→ **Problem details**:
Gather every line of the entries that includes the word "Telefone".

Element data from apps and pages
┄┄┄┄┄┄┄┄┄┄

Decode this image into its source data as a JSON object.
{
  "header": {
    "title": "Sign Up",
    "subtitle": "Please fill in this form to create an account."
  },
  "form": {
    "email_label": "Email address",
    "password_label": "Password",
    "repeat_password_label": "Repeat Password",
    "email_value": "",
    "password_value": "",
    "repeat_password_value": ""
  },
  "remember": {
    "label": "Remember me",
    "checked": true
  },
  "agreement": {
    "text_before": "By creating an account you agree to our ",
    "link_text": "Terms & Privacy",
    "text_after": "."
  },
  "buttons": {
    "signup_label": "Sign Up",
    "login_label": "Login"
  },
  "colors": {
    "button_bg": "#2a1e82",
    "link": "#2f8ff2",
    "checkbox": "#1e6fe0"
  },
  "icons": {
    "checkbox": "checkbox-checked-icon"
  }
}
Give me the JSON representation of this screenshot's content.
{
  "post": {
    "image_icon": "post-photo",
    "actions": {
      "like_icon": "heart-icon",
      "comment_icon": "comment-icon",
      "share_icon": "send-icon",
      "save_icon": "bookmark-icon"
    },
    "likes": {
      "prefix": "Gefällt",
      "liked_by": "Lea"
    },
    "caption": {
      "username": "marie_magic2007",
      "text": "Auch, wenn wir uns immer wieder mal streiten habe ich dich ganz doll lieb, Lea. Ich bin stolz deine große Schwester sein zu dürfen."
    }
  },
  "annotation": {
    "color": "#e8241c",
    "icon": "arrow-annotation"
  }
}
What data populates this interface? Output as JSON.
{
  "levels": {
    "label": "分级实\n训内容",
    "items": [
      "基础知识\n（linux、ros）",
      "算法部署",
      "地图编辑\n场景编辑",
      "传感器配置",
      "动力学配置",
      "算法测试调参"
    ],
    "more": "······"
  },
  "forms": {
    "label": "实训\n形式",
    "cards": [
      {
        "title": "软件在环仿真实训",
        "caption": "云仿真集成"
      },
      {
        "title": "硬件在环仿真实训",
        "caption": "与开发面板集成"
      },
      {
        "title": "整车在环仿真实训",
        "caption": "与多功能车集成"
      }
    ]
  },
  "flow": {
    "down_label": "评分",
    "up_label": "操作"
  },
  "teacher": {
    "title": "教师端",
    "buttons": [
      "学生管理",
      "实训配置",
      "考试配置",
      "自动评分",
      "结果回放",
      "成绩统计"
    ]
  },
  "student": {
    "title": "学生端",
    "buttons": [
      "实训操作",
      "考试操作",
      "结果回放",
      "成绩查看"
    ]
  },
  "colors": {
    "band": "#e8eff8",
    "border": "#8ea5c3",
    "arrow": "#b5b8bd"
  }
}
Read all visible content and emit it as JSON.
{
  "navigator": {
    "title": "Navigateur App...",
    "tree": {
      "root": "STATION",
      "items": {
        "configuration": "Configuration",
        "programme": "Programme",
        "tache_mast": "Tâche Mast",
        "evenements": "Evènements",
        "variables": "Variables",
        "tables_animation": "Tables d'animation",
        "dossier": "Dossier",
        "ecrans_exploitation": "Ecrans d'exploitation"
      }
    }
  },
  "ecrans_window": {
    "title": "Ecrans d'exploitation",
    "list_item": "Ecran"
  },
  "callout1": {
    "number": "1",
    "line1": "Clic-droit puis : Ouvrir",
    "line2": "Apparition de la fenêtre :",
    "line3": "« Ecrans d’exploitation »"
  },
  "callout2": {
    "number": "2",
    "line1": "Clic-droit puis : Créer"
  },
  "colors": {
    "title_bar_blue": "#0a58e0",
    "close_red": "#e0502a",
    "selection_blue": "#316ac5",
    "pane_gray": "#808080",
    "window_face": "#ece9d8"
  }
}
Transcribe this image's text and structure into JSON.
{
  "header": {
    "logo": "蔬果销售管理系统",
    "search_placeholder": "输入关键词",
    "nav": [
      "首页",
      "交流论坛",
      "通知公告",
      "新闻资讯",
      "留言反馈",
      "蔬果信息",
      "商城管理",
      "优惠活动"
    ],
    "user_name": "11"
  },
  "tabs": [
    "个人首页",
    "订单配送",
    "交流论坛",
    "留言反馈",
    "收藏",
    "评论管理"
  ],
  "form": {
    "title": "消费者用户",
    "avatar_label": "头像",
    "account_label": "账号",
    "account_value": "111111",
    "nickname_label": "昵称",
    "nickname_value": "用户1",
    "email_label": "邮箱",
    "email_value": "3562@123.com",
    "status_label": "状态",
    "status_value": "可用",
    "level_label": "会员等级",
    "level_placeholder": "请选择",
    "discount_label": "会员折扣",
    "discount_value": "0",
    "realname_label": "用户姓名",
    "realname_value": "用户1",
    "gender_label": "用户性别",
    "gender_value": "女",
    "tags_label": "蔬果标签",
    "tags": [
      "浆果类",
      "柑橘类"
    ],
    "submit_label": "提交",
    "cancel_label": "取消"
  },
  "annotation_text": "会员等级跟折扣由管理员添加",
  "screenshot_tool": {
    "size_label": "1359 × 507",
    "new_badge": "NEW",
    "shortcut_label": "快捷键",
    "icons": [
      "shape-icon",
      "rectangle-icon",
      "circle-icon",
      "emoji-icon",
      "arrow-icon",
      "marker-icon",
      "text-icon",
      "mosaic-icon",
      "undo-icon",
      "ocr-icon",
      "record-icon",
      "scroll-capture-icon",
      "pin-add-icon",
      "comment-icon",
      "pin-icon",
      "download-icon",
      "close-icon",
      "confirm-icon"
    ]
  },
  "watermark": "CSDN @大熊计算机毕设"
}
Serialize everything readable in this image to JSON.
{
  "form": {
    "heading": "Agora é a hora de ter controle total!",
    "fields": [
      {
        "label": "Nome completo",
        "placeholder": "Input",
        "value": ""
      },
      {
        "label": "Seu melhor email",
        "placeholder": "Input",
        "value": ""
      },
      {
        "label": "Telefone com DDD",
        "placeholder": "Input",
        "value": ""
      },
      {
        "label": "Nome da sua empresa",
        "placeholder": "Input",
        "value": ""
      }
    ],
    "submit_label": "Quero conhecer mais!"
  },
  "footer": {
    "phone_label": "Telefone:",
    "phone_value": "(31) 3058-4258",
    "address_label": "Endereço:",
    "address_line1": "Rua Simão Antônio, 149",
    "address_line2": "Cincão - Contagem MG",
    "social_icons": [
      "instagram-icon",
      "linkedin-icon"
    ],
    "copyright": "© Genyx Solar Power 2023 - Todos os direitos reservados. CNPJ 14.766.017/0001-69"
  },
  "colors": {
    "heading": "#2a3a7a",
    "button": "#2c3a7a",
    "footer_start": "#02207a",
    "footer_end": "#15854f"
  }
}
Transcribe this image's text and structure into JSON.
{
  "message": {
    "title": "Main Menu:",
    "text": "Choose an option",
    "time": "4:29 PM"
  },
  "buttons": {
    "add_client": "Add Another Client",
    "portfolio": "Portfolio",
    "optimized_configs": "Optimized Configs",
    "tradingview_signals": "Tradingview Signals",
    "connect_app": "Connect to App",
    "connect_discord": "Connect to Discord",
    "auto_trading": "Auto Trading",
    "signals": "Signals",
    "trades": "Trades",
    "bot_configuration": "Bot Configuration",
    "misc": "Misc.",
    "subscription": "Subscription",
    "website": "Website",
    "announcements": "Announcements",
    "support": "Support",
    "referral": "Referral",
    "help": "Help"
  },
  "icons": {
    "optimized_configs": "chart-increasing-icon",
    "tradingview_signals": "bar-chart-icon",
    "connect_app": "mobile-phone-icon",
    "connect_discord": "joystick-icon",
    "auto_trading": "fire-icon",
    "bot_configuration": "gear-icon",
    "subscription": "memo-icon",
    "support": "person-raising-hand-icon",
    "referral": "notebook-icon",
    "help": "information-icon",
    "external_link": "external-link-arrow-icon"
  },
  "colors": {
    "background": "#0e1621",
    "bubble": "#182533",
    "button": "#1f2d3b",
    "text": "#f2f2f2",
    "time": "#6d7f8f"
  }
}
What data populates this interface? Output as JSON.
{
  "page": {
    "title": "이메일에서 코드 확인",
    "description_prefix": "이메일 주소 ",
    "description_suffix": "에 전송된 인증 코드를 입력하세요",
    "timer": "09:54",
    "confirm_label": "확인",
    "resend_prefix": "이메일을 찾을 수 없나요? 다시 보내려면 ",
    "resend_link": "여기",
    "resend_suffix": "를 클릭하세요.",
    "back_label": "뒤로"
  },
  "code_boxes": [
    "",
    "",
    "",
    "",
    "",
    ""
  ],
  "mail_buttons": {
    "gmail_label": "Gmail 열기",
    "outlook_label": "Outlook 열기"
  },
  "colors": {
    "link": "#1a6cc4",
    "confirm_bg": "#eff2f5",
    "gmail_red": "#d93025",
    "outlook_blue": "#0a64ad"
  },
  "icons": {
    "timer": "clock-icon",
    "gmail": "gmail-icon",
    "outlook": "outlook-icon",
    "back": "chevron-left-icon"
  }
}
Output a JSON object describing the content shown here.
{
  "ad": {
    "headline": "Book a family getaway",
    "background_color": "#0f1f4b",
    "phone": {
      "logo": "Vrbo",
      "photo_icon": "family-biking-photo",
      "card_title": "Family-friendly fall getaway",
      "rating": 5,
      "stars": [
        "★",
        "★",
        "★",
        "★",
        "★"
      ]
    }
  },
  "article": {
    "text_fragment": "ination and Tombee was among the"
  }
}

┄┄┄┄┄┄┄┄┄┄

→ **Solution to this exercise**:
        "label": "Telefone com DDD",
    "phone_label": "Telefone:",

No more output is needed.